Stirring lights is not the same as blending paint. In case pink and red lights are already available, you could simply combine these two colors to see what the result is. What’s more, you can always create any of the colors on the RGB color model just by adding blue, red, and green at various brightness levels on the upper end of one another.
Pink, for instance, might easily be created by mixing red near maximum intensity, blue slightly more than halfway, and green slightly less than halfway. Once you add the red color to that pink combination, it would be mostly red with maybe a little bit of blue and green, resembling raspberry pink.
Color combining in lights can be perplexing for those used to blending with paint. As such, experimenting with various color combinations and brightness levels to see what the outcome colors are could be really entertaining.
How to Apply Pink and Red Color in Design
Because pink is a shade of red, these two colors complement each other perfectly when it comes to design.

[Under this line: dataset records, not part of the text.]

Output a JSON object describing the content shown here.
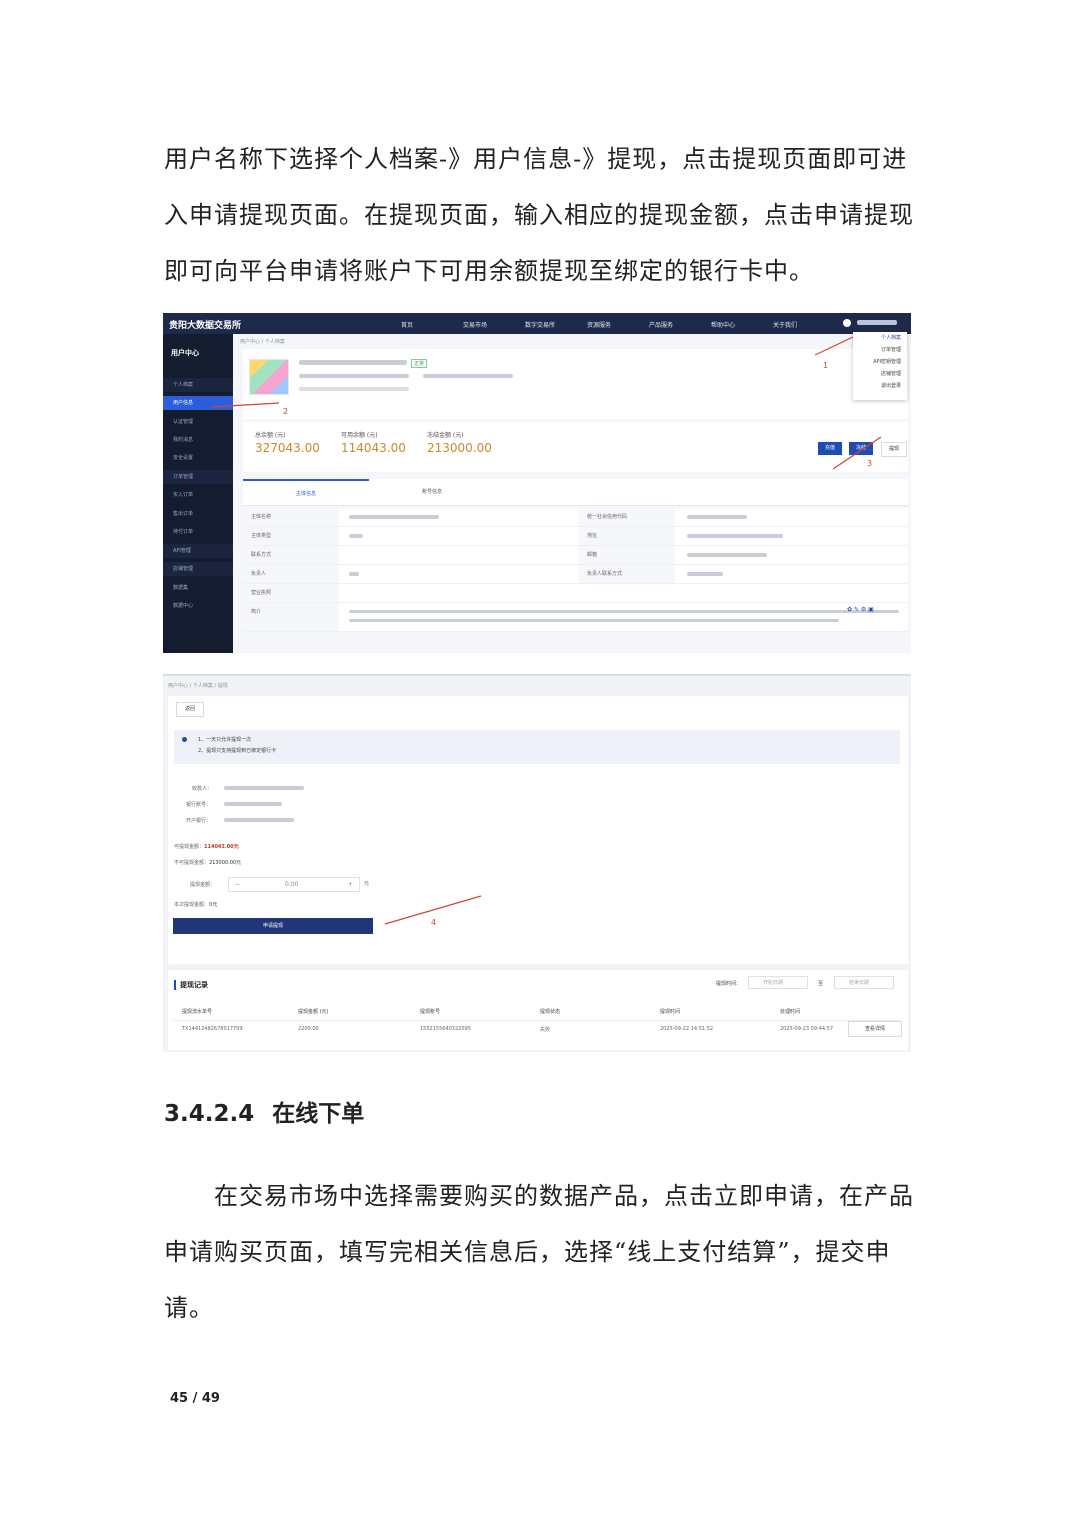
{
  "paragraphs": {
    "intro": "用户名称下选择个人档案-》用户信息-》提现，点击提现页面即可进入申请提现页面。在提现页面，输入相应的提现金额，点击申请提现即可向平台申请将账户下可用余额提现至绑定的银行卡中。",
    "order": "在交易市场中选择需要购买的数据产品，点击立即申请，在产品申请购买页面，填写完相关信息后，选择“线上支付结算”，提交申请。"
  },
  "section_heading": {
    "number": "3.4.2.4",
    "title": "在线下单"
  },
  "page_number": "45 / 49",
  "screenshot1": {
    "logo": "贵阳大数据交易所",
    "nav": [
      "首页",
      "交易市场",
      "数字交易所",
      "资源服务",
      "产品服务",
      "帮助中心",
      "关于我们"
    ],
    "sidebar_title": "用户中心",
    "sidebar_items": [
      {
        "label": "个人档案",
        "group": true
      },
      {
        "label": "用户信息",
        "active": true
      },
      {
        "label": "认证管理"
      },
      {
        "label": "我的消息"
      },
      {
        "label": "安全设置"
      },
      {
        "label": "订单管理",
        "group": true
      },
      {
        "label": "买入订单"
      },
      {
        "label": "售出订单"
      },
      {
        "label": "待付订单"
      },
      {
        "label": "API管理",
        "group": true
      },
      {
        "label": "店铺管理",
        "group": true
      },
      {
        "label": "数据集"
      },
      {
        "label": "数据中心"
      }
    ],
    "breadcrumb": "用户中心 / 个人档案",
    "tag": "正常",
    "stats": [
      {
        "label": "总余额 (元)",
        "value": "327043.00"
      },
      {
        "label": "可用余额 (元)",
        "value": "114043.00"
      },
      {
        "label": "冻结金额 (元)",
        "value": "213000.00"
      }
    ],
    "buttons": [
      "充值",
      "冻结",
      "提现"
    ],
    "tabs": [
      "主体信息",
      "账号信息"
    ],
    "table_labels_left": [
      "主体名称",
      "主体类型",
      "联系方式",
      "负责人",
      "营业执照",
      "简介"
    ],
    "table_labels_right": [
      "统一社会信用代码",
      "地址",
      "邮箱",
      "负责人联系方式"
    ],
    "dropdown": [
      "个人档案",
      "订单管理",
      "API密钥管理",
      "店铺管理",
      "退出登录"
    ],
    "annotations": [
      "1",
      "2",
      "3"
    ]
  },
  "screenshot2": {
    "breadcrumb": "用户中心 / 个人档案 / 提现",
    "back": "返回",
    "notice": [
      "1、一天只允许提现一次",
      "2、提现只支持提现到已绑定银行卡"
    ],
    "payee_label": "收款人：",
    "bank_no_label": "银行账号：",
    "bank_label": "开户银行：",
    "available_label": "可提现金额：",
    "available_value": "114043.00元",
    "frozen_label": "不可提现金额：",
    "frozen_value": "213000.00元",
    "amount_label": "提现金额：",
    "amount_value": "0.00",
    "amount_unit": "元",
    "minus": "−",
    "plus": "+",
    "after_label": "本次提现金额：",
    "after_value": "0元",
    "submit": "申请提现",
    "annotation": "4",
    "record_title": "提现记录",
    "filter_label": "提现时间：",
    "start_placeholder": "开始日期",
    "to": "至",
    "end_placeholder": "结束日期",
    "columns": [
      "提现流水单号",
      "提现金额 (元)",
      "提现账号",
      "提现状态",
      "提现时间",
      "处理时间"
    ],
    "row": [
      "TX14412482678017709",
      "2200.00",
      "1552155640322095",
      "失败",
      "2025-09-22 14:51:52",
      "2025-09-23 09:44:57"
    ],
    "detail_btn": "查看详情"
  }
}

They both exude optimistic, toasty energy. They look awesome with warm colors like yellow and orange. Adding to the mixture more red shades and tints could also help to make the design far more intriguing.
In fact, pink and red are not popularly used in interior design. Nevertheless, these two colors can also create a room that appears lively and thrilling. A perfect approach to make the area look natural is to match pink and red with neutral colors, such as brown and white. This way, the serene and vibrant colors will complement each other.
Pink and red complement each other well when used alone. Red looks best with yellow and orange. Having said that, in case you would like to create a red design that stands out, correlate it with green. Pink is a milder form of red, making it far more versatile because it does not conflict with as many other colors. Lighter variants of other vibrant colors, such as yellow, purple, green, or blue, might complement pink.
Is it true that pink and red always produce the same color?
While CMYK, RYB, and RGB color models are all extremely distinctive, when pink and red are mixed together, they all produce a raspberry pink. Since pink is so equivalent to red in every way, it purely produces a pink with some more red in it.
Nevertheless, not all color mixtures work in the same way. When using various mediums, a few colors yield various combinations. For instance, when green and red are blended in paint, they produce brown, but when exposed to light, they produce yellow. This is because of the fact that the color models each have special primary colors and blending techniques.
Experimenting with color blending might be the very best way to learn about it. There are numerous variations of each color, and it is a good idea to be imaginative with the colors you use.
Testing with colors, particularly red and pink, could actually provide infinite opportunities for any designer, painter, or artist. You could also use raspberry pink in your art by pairing it with complementary colors such as green, particularly mint.
This might result in a “bubblegum” pattern. Red and pink, in the hands of a professional designer or artist, could lay the groundwork for elegant and fashionable work.
Apart from combining these two gorgeous colors in your art, you might also use them independently, albeit in tandem. What’s more, you can use pink and red to showcase multiple perspectives of space in interior design.
You might be confident now that your piece of art will have more detail and trends if you use the crispness of the deeper color to underscore different components.